▶ _Problem statement_
The entries follow. Please return all of them exactly.

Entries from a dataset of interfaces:
+ + + +

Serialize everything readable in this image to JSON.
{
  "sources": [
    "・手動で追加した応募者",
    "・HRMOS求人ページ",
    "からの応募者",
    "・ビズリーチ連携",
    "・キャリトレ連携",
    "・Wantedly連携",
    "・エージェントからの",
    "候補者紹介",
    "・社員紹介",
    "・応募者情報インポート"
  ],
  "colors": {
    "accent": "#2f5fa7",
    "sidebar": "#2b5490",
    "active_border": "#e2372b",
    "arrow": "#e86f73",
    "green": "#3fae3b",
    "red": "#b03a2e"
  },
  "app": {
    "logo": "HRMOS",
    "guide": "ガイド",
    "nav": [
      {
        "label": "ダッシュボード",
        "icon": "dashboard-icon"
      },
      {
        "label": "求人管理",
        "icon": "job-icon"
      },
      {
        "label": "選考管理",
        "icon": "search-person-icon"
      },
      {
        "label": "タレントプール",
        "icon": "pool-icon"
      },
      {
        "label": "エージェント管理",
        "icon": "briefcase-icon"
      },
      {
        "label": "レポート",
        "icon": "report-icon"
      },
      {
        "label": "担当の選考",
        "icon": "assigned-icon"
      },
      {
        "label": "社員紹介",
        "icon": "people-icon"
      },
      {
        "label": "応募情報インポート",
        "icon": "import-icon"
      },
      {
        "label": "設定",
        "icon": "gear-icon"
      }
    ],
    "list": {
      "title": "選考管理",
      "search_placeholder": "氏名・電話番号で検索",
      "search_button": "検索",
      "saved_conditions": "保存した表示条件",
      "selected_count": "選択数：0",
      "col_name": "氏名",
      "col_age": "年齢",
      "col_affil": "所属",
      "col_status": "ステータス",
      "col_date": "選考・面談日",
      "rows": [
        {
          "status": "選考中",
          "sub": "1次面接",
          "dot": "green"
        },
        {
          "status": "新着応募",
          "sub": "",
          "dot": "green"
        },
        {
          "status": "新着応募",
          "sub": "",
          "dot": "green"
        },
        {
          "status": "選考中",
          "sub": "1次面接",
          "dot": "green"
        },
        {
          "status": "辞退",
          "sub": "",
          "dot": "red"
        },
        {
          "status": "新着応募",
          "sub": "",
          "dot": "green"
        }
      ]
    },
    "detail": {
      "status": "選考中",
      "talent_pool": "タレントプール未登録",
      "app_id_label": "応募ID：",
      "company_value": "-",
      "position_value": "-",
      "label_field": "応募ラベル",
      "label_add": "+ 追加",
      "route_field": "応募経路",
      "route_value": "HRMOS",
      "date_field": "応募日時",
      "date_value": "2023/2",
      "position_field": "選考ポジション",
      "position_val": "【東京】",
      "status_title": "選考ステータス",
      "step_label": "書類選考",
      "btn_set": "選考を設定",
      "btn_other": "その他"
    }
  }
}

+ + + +

▶ _Answer space_
Serialize everything readable in this image to JSON.
{
  "sources": [
    "・手動で追加した応募者",
    "・HRMOS求人ページ",
    "からの応募者",
    "・ビズリーチ連携",
    "・キャリトレ連携",
    "・Wantedly連携",
    "・エージェントからの",
    "候補者紹介",
    "・社員紹介",
    "・応募者情報インポート"
  ],
  "colors": {
    "accent": "#2f5fa7",
    "sidebar": "#2b5490",
    "active_border": "#e2372b",
    "arrow": "#e86f73",
    "green": "#3fae3b",
    "red": "#b03a2e"
  },
  "app": {
    "logo": "HRMOS",
    "guide": "ガイド",
    "nav": [
      {
        "label": "ダッシュボード",
        "icon": "dashboard-icon"
      },
      {
        "label": "求人管理",
        "icon": "job-icon"
      },
      {
        "label": "選考管理",
        "icon": "search-person-icon"
      },
      {
        "label": "タレントプール",
        "icon": "pool-icon"
      },
      {
        "label": "エージェント管理",
        "icon": "briefcase-icon"
      },
      {
        "label": "レポート",
        "icon": "report-icon"
      },
      {
        "label": "担当の選考",
        "icon": "assigned-icon"
      },
      {
        "label": "社員紹介",
        "icon": "people-icon"
      },
      {
        "label": "応募情報インポート",
        "icon": "import-icon"
      },
      {
        "label": "設定",
        "icon": "gear-icon"
      }
    ],
    "list": {
      "title": "選考管理",
      "search_placeholder": "氏名・電話番号で検索",
      "search_button": "検索",
      "saved_conditions": "保存した表示条件",
      "selected_count": "選択数：0",
      "col_name": "氏名",
      "col_age": "年齢",
      "col_affil": "所属",
      "col_status": "ステータス",
      "col_date": "選考・面談日",
      "rows": [
        {
          "status": "選考中",
          "sub": "1次面接",
          "dot": "green"
        },
        {
          "status": "新着応募",
          "sub": "",
          "dot": "green"
        },
        {
          "status": "新着応募",
          "sub": "",
          "dot": "green"
        },
        {
          "status": "選考中",
          "sub": "1次面接",
          "dot": "green"
        },
        {
          "status": "辞退",
          "sub": "",
          "dot": "red"
        },
        {
          "status": "新着応募",
          "sub": "",
          "dot": "green"
        }
      ]
    },
    "detail": {
      "status": "選考中",
      "talent_pool": "タレントプール未登録",
      "app_id_label": "応募ID：",
      "company_value": "-",
      "position_value": "-",
      "label_field": "応募ラベル",
      "label_add": "+ 追加",
      "route_field": "応募経路",
      "route_value": "HRMOS",
      "date_field": "応募日時",
      "date_value": "2023/2",
      "position_field": "選考ポジション",
      "position_val": "【東京】",
      "status_title": "選考ステータス",
      "step_label": "書類選考",
      "btn_set": "選考を設定",
      "btn_other": "その他"
    }
  }
}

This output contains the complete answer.